**Data extracts**:
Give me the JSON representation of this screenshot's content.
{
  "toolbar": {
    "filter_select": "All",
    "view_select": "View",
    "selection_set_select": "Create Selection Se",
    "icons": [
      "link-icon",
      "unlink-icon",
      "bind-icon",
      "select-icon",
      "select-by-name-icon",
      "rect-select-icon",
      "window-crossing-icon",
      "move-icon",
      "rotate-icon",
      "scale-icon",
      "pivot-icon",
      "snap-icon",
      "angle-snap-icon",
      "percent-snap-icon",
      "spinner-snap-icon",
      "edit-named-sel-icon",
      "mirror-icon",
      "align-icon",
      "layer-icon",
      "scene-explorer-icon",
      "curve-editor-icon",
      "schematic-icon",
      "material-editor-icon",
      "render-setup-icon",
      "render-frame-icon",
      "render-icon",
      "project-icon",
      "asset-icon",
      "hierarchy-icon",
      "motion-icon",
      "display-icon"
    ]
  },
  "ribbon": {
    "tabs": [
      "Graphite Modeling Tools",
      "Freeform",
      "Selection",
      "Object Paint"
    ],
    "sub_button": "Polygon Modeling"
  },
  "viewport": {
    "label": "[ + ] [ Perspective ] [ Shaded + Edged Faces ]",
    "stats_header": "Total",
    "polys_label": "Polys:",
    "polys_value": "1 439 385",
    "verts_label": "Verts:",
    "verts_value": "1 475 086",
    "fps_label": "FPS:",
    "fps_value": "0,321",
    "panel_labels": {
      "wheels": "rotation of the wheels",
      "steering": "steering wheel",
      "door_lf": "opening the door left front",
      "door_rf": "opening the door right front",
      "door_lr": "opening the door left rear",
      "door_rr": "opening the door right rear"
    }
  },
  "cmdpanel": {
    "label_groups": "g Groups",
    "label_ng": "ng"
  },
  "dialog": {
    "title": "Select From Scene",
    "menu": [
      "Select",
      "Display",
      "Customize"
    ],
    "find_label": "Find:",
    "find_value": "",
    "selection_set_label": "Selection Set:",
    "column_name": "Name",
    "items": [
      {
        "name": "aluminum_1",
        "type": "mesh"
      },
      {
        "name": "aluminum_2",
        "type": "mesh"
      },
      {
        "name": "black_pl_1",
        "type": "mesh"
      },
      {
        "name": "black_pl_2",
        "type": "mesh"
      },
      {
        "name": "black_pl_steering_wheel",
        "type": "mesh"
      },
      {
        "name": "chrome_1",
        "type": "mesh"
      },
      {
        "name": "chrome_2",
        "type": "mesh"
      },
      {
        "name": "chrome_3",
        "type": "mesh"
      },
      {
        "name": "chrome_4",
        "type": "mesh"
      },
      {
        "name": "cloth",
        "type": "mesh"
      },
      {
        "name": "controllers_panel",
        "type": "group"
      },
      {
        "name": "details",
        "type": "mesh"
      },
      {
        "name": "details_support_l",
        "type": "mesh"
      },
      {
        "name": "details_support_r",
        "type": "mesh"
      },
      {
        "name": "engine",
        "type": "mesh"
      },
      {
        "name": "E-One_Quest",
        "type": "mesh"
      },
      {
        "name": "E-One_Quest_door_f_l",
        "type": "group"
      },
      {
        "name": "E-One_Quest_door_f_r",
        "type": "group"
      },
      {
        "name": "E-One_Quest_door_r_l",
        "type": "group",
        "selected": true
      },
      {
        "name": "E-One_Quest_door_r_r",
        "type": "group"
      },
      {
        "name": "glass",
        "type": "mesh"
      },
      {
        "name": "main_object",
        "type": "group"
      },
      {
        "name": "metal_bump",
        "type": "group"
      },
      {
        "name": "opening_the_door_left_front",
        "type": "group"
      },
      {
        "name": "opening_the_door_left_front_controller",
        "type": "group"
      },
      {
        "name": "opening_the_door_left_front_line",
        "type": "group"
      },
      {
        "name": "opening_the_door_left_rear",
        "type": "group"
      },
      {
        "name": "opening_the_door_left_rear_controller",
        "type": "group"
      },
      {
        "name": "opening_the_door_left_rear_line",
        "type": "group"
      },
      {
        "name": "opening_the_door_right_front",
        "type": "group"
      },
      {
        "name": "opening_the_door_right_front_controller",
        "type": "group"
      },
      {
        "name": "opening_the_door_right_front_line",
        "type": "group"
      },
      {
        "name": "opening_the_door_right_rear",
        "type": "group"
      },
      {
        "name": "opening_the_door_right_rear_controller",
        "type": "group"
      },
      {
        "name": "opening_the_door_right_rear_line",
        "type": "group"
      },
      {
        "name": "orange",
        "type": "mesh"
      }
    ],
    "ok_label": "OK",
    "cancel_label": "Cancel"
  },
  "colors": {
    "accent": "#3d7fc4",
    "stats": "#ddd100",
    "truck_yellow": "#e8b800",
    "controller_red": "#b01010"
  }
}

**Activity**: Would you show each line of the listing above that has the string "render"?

**Task answer**:
      "render-setup-icon",
      "render-frame-icon",
      "render-icon",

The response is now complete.